We’ve had a fair bit of nostalgia for the cinema of the 1970s and 1980s the past decade or so, and if you’re counting forward, that means the 1990s are up next. Enter Bad Times at the El Royale, a film that hearkens back to just after Quentin Tarantino introduced a world of ensemble crime movies whose narratives disrespected traditional chronology, and were separated into chapter headings that often bore a funny character name. Fortunately, for cinephiles coming of age at that time, that was also a time when anything seemed possible at the movies, and El Royale carries a bit of that pixie dust as well.
Drew Goddard’s previous film, The Cabin in the Woods, was a deconstruction of the slasher genre. So too might this be considered a deconstruction of the Tarantino template if it weren’t essentially lacking in irony. Despite splashes of humour, Bad Times mostly plays it straight, which allows it to function as an homage to Tarantino and his many imitators, rather than a parody. And even though this template became familiar enough to warrant parody, it turns out that a latter day straightforward addition to the genre is actually a welcome thing.
If a sitcom is a comedy that results from a motley crew of humorous personality types mashed together in a high-concept scenario, then you might say that Tarantino pioneered the “sitcrime.” The situation occupying our assorted assembly in this case is a hotel on the border of Nevada and California circa 1973 – in fact, right on the border. The high concept of this hotel is that the state line bisects it, so that you can choose to stay in a room in California or a room in Nevada. You’ll pay a dollar more for the California room, but you can still use the slot machines in gambling-friendly Nevada. Only this hotel lost its gambling license some years back, and with it, almost all of its customers.

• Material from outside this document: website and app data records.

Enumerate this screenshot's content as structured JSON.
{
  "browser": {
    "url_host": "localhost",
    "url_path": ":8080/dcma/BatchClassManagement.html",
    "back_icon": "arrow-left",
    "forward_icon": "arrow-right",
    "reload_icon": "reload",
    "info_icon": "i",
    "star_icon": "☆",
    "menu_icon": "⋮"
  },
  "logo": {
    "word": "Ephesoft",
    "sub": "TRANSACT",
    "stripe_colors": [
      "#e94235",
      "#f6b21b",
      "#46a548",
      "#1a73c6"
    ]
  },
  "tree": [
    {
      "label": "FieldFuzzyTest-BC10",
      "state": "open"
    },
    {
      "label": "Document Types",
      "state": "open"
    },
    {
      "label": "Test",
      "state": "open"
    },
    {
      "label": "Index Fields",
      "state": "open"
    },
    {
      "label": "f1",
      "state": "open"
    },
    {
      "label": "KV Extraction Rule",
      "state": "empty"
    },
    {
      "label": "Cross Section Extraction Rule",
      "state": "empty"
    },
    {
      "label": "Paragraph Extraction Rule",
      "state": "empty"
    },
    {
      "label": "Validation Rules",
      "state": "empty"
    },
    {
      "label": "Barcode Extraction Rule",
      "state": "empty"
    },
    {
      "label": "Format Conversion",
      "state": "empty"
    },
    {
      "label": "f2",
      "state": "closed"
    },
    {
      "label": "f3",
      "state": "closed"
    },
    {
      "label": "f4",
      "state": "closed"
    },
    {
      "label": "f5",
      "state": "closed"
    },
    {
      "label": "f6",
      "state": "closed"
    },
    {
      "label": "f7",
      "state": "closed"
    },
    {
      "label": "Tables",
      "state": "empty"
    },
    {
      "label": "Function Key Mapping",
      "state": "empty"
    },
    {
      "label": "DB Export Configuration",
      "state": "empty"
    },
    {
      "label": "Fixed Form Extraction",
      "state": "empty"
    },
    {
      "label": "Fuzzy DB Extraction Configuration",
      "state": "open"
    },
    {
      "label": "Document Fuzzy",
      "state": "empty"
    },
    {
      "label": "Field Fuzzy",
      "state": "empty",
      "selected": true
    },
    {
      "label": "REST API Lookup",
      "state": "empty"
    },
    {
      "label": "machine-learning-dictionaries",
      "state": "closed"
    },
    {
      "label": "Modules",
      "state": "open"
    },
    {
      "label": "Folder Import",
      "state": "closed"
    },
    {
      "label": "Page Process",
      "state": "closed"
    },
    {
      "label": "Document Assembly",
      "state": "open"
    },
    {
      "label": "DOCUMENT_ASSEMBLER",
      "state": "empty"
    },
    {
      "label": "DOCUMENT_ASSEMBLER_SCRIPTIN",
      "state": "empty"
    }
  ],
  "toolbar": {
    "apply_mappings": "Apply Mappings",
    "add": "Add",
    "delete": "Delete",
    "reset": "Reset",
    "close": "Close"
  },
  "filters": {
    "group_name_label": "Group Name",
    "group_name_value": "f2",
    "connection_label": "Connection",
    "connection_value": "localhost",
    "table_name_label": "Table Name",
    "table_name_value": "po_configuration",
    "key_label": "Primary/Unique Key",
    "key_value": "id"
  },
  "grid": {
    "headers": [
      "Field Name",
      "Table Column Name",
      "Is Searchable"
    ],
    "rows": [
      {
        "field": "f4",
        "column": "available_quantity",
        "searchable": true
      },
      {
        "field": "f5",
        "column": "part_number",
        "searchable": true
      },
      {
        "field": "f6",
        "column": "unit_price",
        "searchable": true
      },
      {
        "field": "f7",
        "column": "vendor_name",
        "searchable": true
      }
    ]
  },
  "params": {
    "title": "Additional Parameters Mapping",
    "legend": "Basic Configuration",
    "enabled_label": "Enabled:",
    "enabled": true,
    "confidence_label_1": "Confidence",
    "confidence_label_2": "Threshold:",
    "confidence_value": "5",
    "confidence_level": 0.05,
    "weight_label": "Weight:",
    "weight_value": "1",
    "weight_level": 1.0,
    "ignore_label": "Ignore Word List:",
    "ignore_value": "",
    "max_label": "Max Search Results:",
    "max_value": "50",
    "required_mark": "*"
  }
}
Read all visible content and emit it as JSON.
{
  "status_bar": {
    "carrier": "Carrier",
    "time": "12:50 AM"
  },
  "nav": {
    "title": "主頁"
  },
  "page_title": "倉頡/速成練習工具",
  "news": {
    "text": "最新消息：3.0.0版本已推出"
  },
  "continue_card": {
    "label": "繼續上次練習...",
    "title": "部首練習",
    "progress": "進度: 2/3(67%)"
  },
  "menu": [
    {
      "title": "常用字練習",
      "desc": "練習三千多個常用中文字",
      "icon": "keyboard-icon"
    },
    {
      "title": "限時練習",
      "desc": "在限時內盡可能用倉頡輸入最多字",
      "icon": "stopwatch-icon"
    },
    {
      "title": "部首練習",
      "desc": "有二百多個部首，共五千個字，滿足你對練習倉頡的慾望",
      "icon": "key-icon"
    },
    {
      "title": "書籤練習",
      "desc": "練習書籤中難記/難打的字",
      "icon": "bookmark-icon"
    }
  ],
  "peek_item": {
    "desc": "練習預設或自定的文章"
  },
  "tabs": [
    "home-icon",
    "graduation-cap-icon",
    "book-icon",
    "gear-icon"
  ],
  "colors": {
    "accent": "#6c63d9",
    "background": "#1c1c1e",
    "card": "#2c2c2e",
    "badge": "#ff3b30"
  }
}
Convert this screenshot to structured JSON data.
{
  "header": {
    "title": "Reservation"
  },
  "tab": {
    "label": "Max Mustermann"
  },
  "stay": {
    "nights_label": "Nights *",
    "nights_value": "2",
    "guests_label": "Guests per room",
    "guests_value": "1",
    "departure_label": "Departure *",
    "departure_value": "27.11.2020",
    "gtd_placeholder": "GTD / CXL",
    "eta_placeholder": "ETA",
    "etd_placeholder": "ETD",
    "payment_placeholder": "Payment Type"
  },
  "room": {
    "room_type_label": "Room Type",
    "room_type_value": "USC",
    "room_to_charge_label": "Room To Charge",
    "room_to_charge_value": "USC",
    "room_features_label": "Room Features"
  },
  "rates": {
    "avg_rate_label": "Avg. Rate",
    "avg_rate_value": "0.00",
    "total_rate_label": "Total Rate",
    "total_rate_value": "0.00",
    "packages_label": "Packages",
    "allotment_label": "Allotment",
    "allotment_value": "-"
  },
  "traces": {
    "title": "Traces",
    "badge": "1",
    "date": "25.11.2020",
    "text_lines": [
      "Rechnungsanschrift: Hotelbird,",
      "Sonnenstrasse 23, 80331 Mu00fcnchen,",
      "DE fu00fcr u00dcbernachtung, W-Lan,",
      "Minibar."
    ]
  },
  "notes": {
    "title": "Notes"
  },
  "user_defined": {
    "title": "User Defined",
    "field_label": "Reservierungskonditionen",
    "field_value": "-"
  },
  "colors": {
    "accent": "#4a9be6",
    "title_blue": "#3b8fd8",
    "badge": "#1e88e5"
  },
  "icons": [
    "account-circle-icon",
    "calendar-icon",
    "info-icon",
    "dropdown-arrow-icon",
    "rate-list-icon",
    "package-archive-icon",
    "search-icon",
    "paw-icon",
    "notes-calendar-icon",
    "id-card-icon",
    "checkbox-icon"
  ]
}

Except on this particular night, four strangers have converged at the hotel for reasons that range from merely secretive to downright nefarious. They’re so different from one another that they almost suggest one of those jokes where the setup is that they all walk into a bar – a comparison encouraged by the fact that one of them is a priest, or says he is anyway. That’s Jeff Bridges, and he’s joined by Cynthia Erivo, who says she’s a singer; Jon Hamm, who says he’s a vacuum salesman; and Dakota Johnson, who doesn’t say much of anything but is pegged by Hamm’s character as a hippie. She drops an f-bomb in the guest ledger instead of signing her name.
We know from the opening that there is a bag full of money under the floor boards of one of these rooms, but we don’t know which room, who knows it’s there, who will get it, and who will die trying, probably via an unexpected gun blast coming out of nowhere.
It’s been long enough since a movie like this has achieved this kind of visibility that a person tends to forget how much fun these movies were, before they became overdone. You can likely think of a half-dozen bad movies like this circa 2002, but in the first few years after Pulp Fiction, there were some quite good ones as well. Goddard hasn’t tried to shake the comparisons to QT by filling his soundtrack with classic soul tunes, which is to say nothing of the ones belted live by Cynthia Erivo, a star in the making who will also have a showcase in next month’s Widows, Steve McQueen’s follow-up to 12 Years a Slave.
Erivo is nominally the film’s central character and certainly its heart, but she contributes just one of the entertaining performances that give the film its considerable legs. At nearly 70 years old, Bridges seems as deft as he has in a couple years, while Hamm and Johnson are both performing on multiple levels as well. The scene stealer might be the Aussie addition to the cast, Chris Hemsworth, whose involvement is backloaded, and would almost qualify as a surprise if he weren’t all over the posters. Suffice it to say that this is not Thor, and not really a Hemsworth you’ve seen before.
One of the keys to those 90’s crime ensembles was the way actors were deployed unexpectedly, either because they were being unearthed after a fallow period (John Travolta in Pulp Fiction) or were known primarily for their involvement in mainstream genre movies (Bruce Willis in Pulp Fiction). Goddard borrows that same guiding principle as none of the cast “seem” like they would be in this movie, necessarily. That allows Goddard to spring some surprises that defy our expectations, and stay just one step ahead of the audience in their cleverness.
Bad Times at the El Royale is not only lacking in irony, but also in cynicism. Almost every character in this film comes under suspicion at one point or another, and most are guilty of something regrettable. Yet where Goddard strays from his source of inspiration is that he doesn’t kill anyone for sport, for a quick laugh. He’s earnest about the flaws that define us and sometimes overwhelm us, and in a final welcome surprise, that doesn’t keep the movie from being fun.